WORK ORDER:
Look through the entries and report how many lines include the word "Waltz". Give the number alone.

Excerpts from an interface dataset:
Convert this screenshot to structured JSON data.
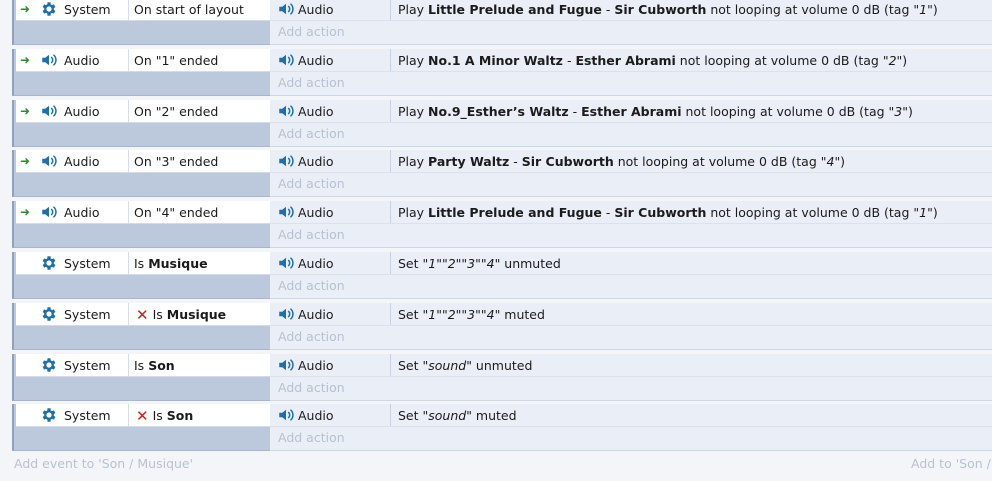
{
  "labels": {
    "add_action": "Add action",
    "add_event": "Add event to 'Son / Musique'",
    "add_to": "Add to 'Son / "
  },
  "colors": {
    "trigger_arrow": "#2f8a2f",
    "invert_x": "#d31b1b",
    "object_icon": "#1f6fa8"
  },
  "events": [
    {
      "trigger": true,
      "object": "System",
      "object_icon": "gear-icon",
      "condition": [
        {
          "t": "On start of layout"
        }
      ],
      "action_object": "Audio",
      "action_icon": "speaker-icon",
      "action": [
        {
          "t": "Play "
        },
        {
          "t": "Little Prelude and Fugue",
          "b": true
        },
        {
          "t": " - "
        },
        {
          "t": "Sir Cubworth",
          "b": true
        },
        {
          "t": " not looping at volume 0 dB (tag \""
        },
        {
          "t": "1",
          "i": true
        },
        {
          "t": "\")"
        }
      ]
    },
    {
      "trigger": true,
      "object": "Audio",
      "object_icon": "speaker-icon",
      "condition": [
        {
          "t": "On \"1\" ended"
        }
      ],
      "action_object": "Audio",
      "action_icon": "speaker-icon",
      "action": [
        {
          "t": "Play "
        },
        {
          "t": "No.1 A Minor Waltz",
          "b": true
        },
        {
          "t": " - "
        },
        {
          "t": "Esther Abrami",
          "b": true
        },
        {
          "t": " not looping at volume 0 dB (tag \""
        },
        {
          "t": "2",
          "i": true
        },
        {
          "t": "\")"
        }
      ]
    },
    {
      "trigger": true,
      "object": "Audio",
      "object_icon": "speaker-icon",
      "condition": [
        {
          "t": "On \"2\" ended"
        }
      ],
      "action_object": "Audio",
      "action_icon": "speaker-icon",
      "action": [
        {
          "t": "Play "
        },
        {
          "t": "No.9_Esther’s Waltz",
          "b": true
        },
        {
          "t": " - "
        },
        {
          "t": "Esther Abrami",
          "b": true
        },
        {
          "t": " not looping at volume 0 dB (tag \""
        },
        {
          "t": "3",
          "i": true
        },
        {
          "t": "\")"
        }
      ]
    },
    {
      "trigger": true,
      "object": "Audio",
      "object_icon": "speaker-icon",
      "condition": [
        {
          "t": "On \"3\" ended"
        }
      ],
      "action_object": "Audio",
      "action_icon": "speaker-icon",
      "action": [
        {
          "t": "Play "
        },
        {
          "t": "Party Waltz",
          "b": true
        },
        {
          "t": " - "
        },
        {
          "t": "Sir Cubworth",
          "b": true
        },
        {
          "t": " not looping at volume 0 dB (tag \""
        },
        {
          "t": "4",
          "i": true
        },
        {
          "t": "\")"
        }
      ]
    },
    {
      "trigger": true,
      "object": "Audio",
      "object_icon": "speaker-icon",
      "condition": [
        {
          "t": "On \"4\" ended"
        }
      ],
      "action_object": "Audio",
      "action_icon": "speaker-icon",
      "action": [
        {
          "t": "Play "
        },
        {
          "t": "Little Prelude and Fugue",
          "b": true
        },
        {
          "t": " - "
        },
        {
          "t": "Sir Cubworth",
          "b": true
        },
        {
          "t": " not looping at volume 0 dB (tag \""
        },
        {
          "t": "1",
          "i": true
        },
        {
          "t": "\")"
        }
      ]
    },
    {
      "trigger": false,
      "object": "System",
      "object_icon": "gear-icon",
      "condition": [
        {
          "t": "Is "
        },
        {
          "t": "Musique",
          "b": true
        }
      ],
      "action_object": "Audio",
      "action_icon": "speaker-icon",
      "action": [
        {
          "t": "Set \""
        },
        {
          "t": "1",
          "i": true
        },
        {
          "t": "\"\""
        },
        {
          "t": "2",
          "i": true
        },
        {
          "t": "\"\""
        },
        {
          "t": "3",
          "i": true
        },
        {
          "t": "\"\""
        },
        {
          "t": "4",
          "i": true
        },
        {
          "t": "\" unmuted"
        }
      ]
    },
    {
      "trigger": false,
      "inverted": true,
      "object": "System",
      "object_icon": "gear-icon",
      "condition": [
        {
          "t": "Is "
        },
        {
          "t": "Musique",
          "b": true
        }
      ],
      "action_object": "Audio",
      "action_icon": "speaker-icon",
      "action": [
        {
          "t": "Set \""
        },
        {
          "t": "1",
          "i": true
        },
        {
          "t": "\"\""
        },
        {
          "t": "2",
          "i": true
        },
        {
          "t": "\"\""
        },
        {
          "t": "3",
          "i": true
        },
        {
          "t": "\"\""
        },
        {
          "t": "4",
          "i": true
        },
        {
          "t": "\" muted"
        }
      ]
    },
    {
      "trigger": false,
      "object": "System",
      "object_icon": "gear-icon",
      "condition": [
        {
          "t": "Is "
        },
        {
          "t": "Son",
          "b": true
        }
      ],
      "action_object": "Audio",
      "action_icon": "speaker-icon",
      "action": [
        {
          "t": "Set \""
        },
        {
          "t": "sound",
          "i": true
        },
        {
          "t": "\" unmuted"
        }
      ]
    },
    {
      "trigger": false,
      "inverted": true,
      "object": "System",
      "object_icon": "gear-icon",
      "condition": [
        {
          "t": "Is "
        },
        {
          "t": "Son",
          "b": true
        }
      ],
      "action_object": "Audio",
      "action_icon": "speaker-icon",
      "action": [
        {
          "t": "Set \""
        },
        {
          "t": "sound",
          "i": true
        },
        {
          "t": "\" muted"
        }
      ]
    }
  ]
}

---

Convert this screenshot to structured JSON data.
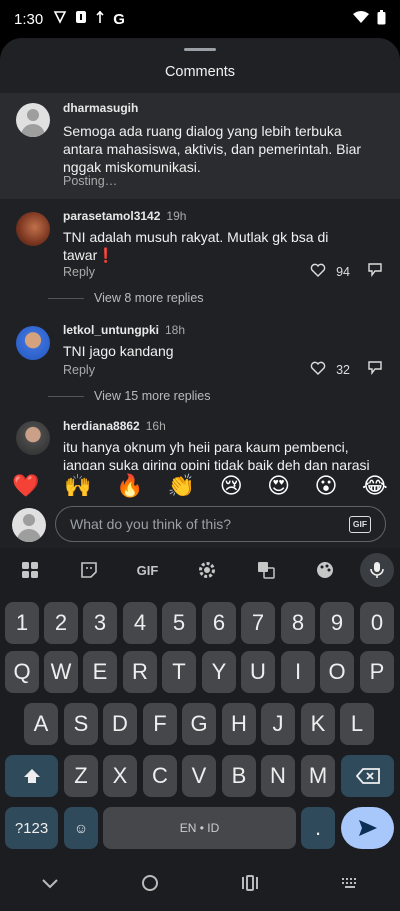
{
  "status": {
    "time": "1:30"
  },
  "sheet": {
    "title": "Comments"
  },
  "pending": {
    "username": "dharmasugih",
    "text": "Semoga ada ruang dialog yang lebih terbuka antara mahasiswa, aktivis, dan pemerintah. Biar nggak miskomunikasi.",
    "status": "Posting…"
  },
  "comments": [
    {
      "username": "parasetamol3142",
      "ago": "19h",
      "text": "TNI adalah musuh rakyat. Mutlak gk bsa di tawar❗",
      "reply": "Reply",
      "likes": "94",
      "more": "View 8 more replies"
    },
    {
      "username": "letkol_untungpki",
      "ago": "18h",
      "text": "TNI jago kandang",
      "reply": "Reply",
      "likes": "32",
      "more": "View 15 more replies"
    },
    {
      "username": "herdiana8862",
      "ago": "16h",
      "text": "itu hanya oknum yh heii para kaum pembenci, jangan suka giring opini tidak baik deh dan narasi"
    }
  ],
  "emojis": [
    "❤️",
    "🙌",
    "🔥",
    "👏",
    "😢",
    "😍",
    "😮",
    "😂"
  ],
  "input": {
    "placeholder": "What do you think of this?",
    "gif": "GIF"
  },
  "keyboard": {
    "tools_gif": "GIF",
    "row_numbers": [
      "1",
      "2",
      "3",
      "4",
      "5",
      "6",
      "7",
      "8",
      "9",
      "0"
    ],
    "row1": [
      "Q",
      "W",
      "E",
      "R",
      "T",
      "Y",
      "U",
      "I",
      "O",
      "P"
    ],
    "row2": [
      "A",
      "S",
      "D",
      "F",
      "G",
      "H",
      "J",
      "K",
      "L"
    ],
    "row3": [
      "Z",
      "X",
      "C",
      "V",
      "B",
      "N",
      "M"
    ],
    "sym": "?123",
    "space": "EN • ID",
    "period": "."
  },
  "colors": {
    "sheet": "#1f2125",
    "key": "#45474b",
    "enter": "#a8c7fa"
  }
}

RESPONSE:
3